[Opening MATERIAL PROVIDED section]

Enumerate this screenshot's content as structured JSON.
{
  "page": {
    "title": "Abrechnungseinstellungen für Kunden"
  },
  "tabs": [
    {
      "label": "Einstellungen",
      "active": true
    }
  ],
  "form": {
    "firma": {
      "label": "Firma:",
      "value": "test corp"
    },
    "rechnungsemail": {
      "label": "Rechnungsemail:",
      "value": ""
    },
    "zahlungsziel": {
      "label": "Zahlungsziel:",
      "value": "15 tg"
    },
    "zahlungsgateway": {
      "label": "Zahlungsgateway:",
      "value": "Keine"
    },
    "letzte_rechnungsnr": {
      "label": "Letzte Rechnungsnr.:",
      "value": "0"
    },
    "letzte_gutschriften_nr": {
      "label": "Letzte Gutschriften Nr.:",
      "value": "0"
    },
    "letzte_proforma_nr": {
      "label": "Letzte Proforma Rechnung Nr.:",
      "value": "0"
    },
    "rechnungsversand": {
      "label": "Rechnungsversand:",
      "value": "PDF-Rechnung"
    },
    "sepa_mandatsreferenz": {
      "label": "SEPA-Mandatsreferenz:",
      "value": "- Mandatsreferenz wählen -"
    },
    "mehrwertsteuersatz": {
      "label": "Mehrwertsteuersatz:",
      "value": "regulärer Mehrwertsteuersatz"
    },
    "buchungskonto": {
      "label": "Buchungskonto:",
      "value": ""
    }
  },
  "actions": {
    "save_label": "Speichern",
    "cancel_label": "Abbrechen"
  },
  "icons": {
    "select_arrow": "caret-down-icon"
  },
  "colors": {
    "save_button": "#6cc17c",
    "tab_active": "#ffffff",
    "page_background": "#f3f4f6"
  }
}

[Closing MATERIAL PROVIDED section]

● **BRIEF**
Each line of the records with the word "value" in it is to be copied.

● **WRITTEN SOLUTION**
      "value": "test corp"
      "value": ""
      "value": "15 tg"
      "value": "Keine"
      "value": "0"
      "value": "0"
      "value": "0"
      "value": "PDF-Rechnung"
      "value": "- Mandatsreferenz wählen -"
      "value": "regulärer Mehrwertsteuersatz"
      "value": ""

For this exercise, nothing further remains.